] tells the whole dismal story.
During the twenty years from 1981 to 2000, the number of
“English-learners” i.e. non-English speakers in the San
Joaquin Valley increased 516%. An astounding figure, but
only good enough for fifth place statewide behind the
Inland Empire, 656%; Sacramento area, 596%; Mountain
Area, 543% and the Sacramento Valley, 533%.
Spanish-speaking English learners account for 83% of the
1.5 million non-English speakers in California public
schools.

My own school district,

Lodi Unified,
reflects these enrollment and language
figures. “English learners” make up nearly 30% of the
27,000 students. The Asian enrollment is 20% and
Hispanic, 26%.

These statistics represent more than just raw
numbers. On March 5th, for the fifth time in twelve
years, LUSD tried to raise money through a

school bond issue.
It passed only narrowly; the four
previous attempts were soundly defeated.

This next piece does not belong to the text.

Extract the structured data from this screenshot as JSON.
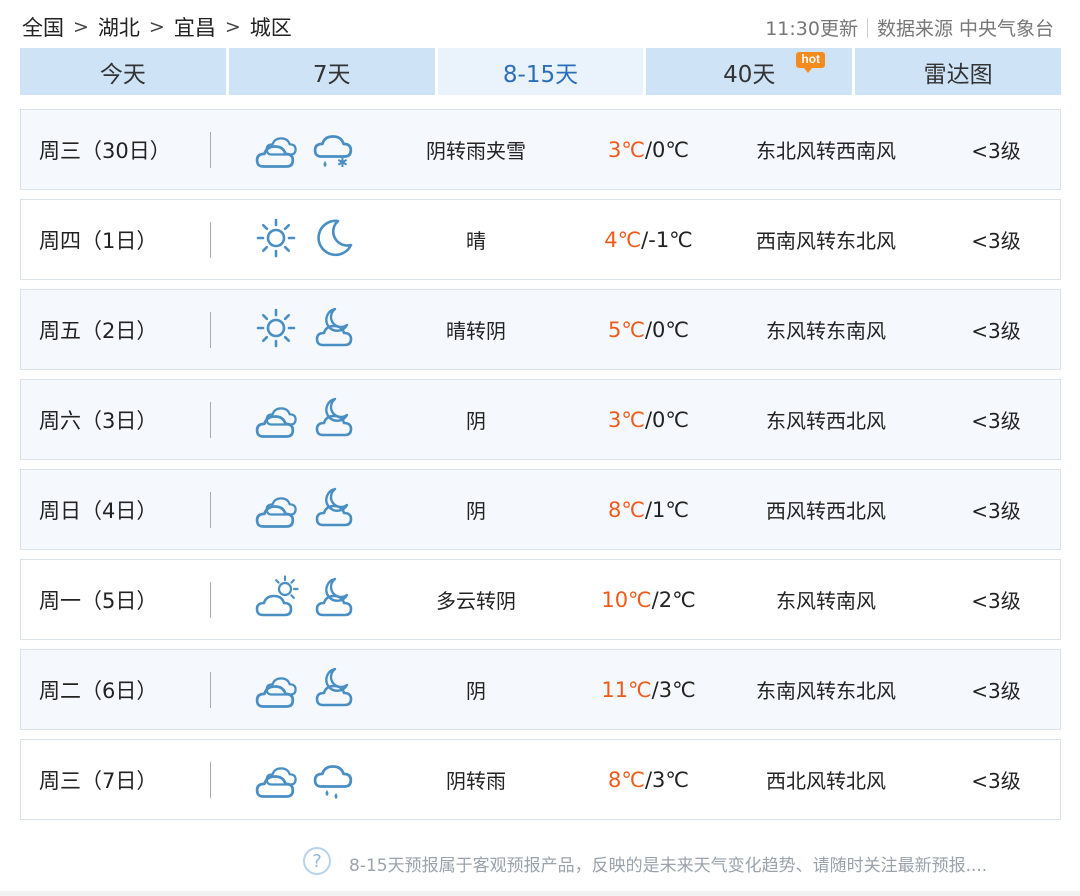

The need for money is acute. Because the Lodi schools
are so overcrowded, under a year-round schedule students
only attend class 163 days a year instead of the normal
180. The system is designed for 20,000 students but has
to accommodate 27,000. High schools built to hold 1,800
must fit 2,500. Access to computers, lab classes, fine
arts and physical education facilities is severely
limited.

Why did the good people of Lodi vote “No” four
straight times? Despite the pleas from school district
officials that new schools are needed “for our
children,” the resistance indicates that Lodians might
be aware that not all of the students are “our
children.” Why should they vote their tax dollars to
finance the educations of children from around the world
– many of whom are here because they or their parents
entered the country illegally?

Immigration has left the community with no good
options. A “No” vote dooms the children – including,
importantly, their own – to many more years of a
substandard learning environment. As the enrollment
continues to grow, the

crowding will worsen
. And ultimately California will
have a larger undereducated population than we already
do. Believe me, that is a frightening thought.

A “Yes” vote, on the other hand, reinforces the “send
them and we will build” message. California cannot keep
pace with unchecked immigration—not in our

schools
, not in our
emergency rooms
and not in our housing, highways or
airports.

The school bond issue got only 57% of the vote. That
would not have been enough without

Proposition 39
, passed in November 2000, which
reduced the 2/3 requirements for school bond passage to
55%.

As for my own vote, I didn`t like either option. As I
said earlier, I`m confused a lot of the time.  

But in the end, I voted “no.”

Joe Guzzardi [email
him], an instructor in English at the Lodi
Adult School, has been writing a weekly newspaper column
since 1988. This column is exclusive to VDARE.COM.